The United States and Mexico have already reached an agreement in principle on a new free-trade arrangement. But in light of Trump’s complaints about Canadian dairy tariffs, the highest hurdle for Canada will be our supply management programs.
The U.S.-Mexico deal, while still light on details, means Canada faces a serious threat of trade and investment diversion over time if Mexican producers have tariff-free access to the U.S. while Canadian producers don’t.
That means NAFTA – or, if U.S. President Donald Trump gets his way, “USMC” talks, for a U.S., Mexico and Canada pact – is in jeopardy.
Post-NAFTA, Canadians may dream they can rely on the Canada-United States Free Trade Agreement, established in 1987. But Trump has demonstrated his disdain for trade commitments. Canadian negotiators therefore have less leverage in bargaining with U.S. negotiators than they did before the U.S.-Mexico deal.

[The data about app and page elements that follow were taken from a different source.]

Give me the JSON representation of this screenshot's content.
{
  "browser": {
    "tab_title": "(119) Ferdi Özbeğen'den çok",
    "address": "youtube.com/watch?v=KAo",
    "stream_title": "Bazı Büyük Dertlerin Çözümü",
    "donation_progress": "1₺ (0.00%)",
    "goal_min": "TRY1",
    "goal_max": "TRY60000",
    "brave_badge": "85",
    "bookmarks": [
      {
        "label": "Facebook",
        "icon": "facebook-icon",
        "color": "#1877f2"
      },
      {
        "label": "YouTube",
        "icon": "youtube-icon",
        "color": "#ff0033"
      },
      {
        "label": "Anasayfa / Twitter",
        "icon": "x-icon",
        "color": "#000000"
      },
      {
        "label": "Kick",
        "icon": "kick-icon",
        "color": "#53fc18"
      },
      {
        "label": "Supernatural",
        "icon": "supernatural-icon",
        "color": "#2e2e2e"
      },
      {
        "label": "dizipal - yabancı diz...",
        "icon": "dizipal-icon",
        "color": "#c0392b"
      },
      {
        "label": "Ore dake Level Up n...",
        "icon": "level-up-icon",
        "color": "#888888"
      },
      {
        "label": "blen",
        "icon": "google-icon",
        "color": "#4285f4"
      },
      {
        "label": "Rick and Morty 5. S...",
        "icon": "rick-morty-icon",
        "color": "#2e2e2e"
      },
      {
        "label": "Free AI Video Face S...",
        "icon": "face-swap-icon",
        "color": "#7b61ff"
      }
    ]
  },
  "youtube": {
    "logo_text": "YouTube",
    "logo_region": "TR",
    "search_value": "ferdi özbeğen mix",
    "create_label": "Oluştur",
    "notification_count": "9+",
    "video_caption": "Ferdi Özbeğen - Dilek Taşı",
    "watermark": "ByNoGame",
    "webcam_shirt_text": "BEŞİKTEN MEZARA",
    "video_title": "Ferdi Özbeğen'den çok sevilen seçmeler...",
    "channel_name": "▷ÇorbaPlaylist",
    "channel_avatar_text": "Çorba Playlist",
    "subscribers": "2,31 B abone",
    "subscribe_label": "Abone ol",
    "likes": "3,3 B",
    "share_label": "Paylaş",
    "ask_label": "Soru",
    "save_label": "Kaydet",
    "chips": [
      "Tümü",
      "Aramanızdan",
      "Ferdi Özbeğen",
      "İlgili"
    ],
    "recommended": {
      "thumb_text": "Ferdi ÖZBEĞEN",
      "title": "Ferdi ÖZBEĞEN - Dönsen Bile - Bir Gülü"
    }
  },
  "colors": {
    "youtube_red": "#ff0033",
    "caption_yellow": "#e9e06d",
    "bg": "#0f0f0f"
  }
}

For example, Canada is worried about U.S. insistence on a sunset clause, which would force Canada to recommit every five years to the trade pact or watch it automatically end. In bilateral talks with the U.S., Mexico successfully sidestepped the sunset clause, although their agreement includes a “review” every six years, with the spectre of termination if problems can’t be resolved.
But in reality, the Trump administration will invoke new tariffs whenever it suits its political purposes. A six-year review period rather than a sunset clause will likely not convince investors that there will be a stable long-run trade regime between the U.S. and Mexico. In this circumstance, Canadian negotiators have no strategic reason to object to the same six-year review.

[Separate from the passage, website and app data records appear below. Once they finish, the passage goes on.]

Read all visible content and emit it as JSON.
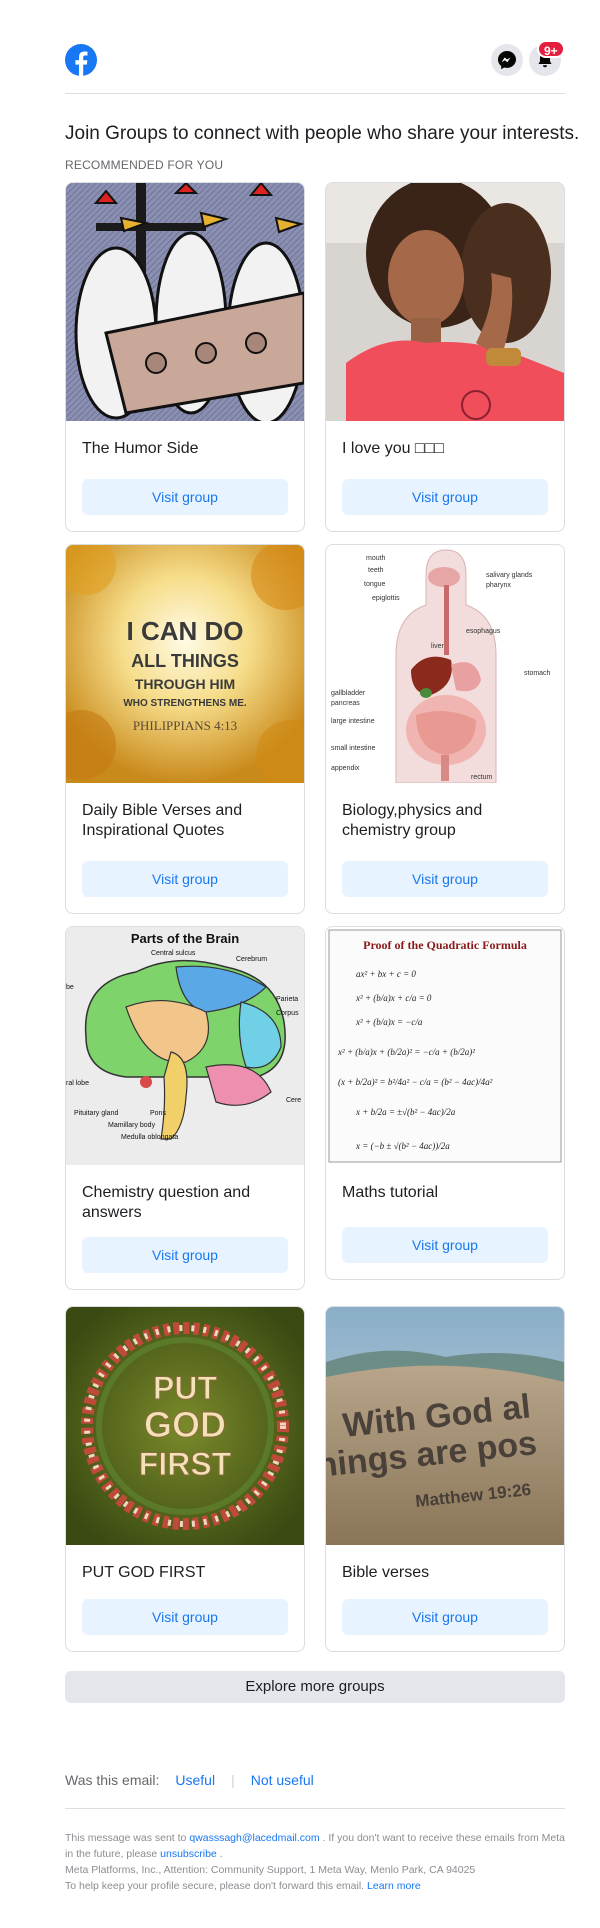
{
  "header": {
    "logo_icon": "facebook-logo-icon",
    "messenger_icon": "messenger-icon",
    "notifications_icon": "bell-icon",
    "notification_count": "9+",
    "brand_color": "#1877f2",
    "badge_color": "#e41e3f"
  },
  "intro": {
    "text": "Join Groups to connect with people who share your interests.",
    "recommended_label": "RECOMMENDED FOR YOU"
  },
  "groups": [
    {
      "name": "The Humor Side",
      "button": "Visit group"
    },
    {
      "name": "I love you □□□",
      "button": "Visit group"
    },
    {
      "name": "Daily Bible Verses and Inspirational Quotes",
      "button": "Visit group"
    },
    {
      "name": "Biology,physics and chemistry group",
      "button": "Visit group"
    },
    {
      "name": "Chemistry question and answers",
      "button": "Visit group"
    },
    {
      "name": "Maths tutorial",
      "button": "Visit group"
    },
    {
      "name": "PUT GOD FIRST",
      "button": "Visit group"
    },
    {
      "name": "Bible verses",
      "button": "Visit group"
    }
  ],
  "images": {
    "bible_quote": {
      "line1": "I CAN DO",
      "line2": "ALL THINGS",
      "line3": "THROUGH HIM",
      "line4": "WHO STRENGTHENS ME.",
      "ref": "PHILIPPIANS 4:13"
    },
    "anatomy": {
      "labels": [
        "mouth",
        "teeth",
        "tongue",
        "epiglottis",
        "salivary glands",
        "pharynx",
        "esophagus",
        "liver",
        "stomach",
        "gallbladder",
        "pancreas",
        "large intestine",
        "small intestine",
        "appendix",
        "rectum"
      ]
    },
    "brain": {
      "title": "Parts of the Brain",
      "labels": [
        "Central sulcus",
        "Cerebrum",
        "Parieta",
        "Corpus",
        "Pituitary gland",
        "Pons",
        "Mamillary body",
        "Medulla oblongata",
        "Cere",
        "be",
        "ral lobe"
      ]
    },
    "quadratic": {
      "title": "Proof of the Quadratic Formula",
      "lines": [
        "ax² + bx + c = 0",
        "x² + (b/a)x + c/a = 0",
        "x² + (b/a)x = −c/a",
        "x² + (b/a)x + (b/2a)² = −c/a + (b/2a)²",
        "(x + b/2a)² = b²/4a² − c/a = (b² − 4ac)/4a²",
        "x + b/2a = ±√(b² − 4ac)/2a",
        "x = (−b ± √(b² − 4ac))/2a"
      ]
    },
    "god_first": {
      "line1": "PUT",
      "line2": "GOD",
      "line3": "FIRST"
    },
    "sand": {
      "line1": "With God al",
      "line2": "hings are pos",
      "line3": "Matthew 19:26"
    }
  },
  "explore_button": "Explore more groups",
  "feedback": {
    "question": "Was this email:",
    "useful": "Useful",
    "not_useful": "Not useful"
  },
  "footer": {
    "sent_prefix": "This message was sent to",
    "email": "qwasssagh@lacedmail.com",
    "sent_suffix": ". If you don't want to receive these emails from Meta in the future, please",
    "unsubscribe": "unsubscribe",
    "period": ".",
    "address": "Meta Platforms, Inc., Attention: Community Support, 1 Meta Way, Menlo Park, CA 94025",
    "security_text": "To help keep your profile secure, please don't forward this email.",
    "learn_more": "Learn more"
  }
}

Another non-negotiable for Canada was eliminating the trade dispute resolution process. As the full text has yet to be revealed, it’s not clear whether, or in what form, the U.S.-Mexico agreement preserves the process.
However, like the sunset clause, a NAFTA dispute resolution process is only meaningful to Mexico or Canada if the U.S. is a good-faith participant. The willingness of the Trump administration to take unilateral trade actions, while anticipating retaliatory actions from trade partners, essentially proves that the dispute resolution process has lost much of its relevance.
Mexican trade negotiators have likely accepted this reality. In bilateral talks with the U.S., Canadian negotiators can perhaps keep a ghost of the original dispute resolution process on the books to avoid a complete surrender.
The higher domestic content rule, which requires that 75 per cent (up from 62.5 per cent) of the parts in any car sold in North America be produced in the U.S. or Mexico, presents no real problem for Canada to adopt in a similar agreement with the U.S. Nor does the requirement that 40 per cent to 45 per cent of auto parts in cars sold be made by workers earning at least US$16 per hour.
But Mexico’s apparent commitment to increase imports of U.S. agricultural products brings front and centre the main challenge facing Canada’s government. Again, maintaining Canada’s supply management system is likely a deal breaker, from Washington’s perspective. It’s the one outstanding issue the Trump administration can’t resolve unilaterally.
While the Canadian government has rejected Trump administration criticisms of Canada’s high tariffs on dairy products, it has not explicitly stated that supply management – now a hot button issue on Canada’s political scene – is non-negotiable.
The time is coming when Prime Minister Justin Trudeau and his cabinet will need to be explicit about whether Canada will walk away from a bilateral agreement with the U.S. to protect domestic dairy farmers.
Steven Globerman is a senior fellow at the Fraser Institute. Gary Hufbauer is a non-resident senior fellow at the Peterson Institute for International Economics.